JAX: What was the reaction like when you finally walked? How did the people receive the news?


JS: It wasn't news, I just kept quiet. I left in 2009 ish- when it had gotten massively corporate. I didn't want to say anything to cause a rift in the scene or blow a hole in the heart of the kids who needed it. At that point, it was not about me.  I initially left with the hope that they could restore it because the kids in the OG scene didn't have any options. When people on FB would ask me "why is it not for us?" I would answer honestly. You see, AfroPunk has value, just not punk values.

JAX: What are you doing now, several years later, for the scene and community?

JS: The thing that has been really inspiring to me, is the collective conscious of free thinkers and punks of all colors. All these new DIY festivals have spun up in response to what AfroPunk now has become. There are about 7 of them, and there's a new scene responding and growing. Philly's Break Free Fest is awesomePunkBlack ATL and Black and Brown Chicago, as well as Texas-based Xichanas In The Pit, have done expert jobs at being true to the soil and roots. I’ve been in contact with them, just to give 'em props. They have been awesome to me, and clearly stated they are doing it in reaction to the AfroPunk corporate shit. I have even screened at PunkBlack. It was epic. The scene doesn't need me anymore, and that's why I can call it a scene.

JAX: What do you wish to accomplish now with your latest ventures? 

JS: I'm screening (the original AfroPunk documentary) again. It's gotten a new life and I'm blown away by the positive reaction. I'm 42 with kids now.  I have the tattoo shop that's appointment only and doing very well. I'm focused on working on a graphic novel on my first year in punk and discovering the true meaning of punk. It's steady and organic. 

Spooner has proved to be the man we need more than ever, even if he believes the scene works better without him. The truth is, it works because of him, and while his humility is no act, it doesn't mean it’s true for everyone else.
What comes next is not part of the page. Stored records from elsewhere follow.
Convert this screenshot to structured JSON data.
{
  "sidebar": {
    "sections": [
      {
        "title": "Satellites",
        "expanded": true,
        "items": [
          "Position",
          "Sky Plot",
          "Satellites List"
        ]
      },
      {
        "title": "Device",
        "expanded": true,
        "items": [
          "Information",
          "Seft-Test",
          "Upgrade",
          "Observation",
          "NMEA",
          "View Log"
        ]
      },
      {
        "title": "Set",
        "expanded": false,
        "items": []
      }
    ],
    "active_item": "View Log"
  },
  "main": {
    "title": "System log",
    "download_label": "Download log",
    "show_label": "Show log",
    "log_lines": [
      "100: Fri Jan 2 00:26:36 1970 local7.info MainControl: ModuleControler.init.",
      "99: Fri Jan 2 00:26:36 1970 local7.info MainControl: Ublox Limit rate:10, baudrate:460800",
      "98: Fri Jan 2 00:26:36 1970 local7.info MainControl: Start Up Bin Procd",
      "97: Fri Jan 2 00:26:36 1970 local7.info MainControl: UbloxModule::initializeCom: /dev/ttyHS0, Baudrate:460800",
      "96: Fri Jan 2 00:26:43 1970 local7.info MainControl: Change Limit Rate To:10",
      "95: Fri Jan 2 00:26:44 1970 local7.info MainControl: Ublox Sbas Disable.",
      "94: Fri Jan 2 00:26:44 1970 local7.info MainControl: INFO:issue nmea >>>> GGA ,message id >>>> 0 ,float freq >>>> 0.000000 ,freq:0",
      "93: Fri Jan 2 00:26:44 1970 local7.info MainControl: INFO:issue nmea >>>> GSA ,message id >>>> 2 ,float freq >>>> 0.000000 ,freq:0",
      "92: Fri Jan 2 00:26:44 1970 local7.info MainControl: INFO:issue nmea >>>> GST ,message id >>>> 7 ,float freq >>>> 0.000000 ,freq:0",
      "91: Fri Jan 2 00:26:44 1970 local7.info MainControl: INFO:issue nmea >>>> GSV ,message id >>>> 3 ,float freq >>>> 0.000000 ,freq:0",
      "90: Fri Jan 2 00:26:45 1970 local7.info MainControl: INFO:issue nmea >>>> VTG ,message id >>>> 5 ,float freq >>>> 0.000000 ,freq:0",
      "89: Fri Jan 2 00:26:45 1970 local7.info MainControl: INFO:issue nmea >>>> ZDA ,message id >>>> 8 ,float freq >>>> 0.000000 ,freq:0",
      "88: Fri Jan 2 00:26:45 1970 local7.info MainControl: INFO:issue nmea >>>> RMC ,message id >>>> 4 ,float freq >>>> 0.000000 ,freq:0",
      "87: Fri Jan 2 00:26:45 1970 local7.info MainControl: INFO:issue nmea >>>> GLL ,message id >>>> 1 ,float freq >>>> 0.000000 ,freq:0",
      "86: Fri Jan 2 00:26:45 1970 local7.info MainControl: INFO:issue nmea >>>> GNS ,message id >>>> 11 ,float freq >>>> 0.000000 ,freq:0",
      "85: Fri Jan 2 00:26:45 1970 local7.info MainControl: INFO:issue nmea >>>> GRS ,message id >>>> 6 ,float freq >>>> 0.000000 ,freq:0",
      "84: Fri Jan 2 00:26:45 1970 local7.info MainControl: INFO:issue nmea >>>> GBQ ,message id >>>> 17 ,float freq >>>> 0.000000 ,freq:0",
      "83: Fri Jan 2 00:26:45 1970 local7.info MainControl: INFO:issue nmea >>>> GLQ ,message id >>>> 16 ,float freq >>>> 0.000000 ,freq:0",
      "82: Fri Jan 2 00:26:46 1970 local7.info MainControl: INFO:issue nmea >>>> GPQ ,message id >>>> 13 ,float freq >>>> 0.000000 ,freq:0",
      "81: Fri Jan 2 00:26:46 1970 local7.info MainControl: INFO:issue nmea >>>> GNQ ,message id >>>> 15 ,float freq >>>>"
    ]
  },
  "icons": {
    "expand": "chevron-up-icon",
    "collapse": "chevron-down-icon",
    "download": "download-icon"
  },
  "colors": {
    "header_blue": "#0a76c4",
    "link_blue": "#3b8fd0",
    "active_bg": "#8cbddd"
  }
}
Scenes don't need corporate sponsors or red drinks and more shiny new VR tents. Scenes need visionaries with heart. Scenes need a soul.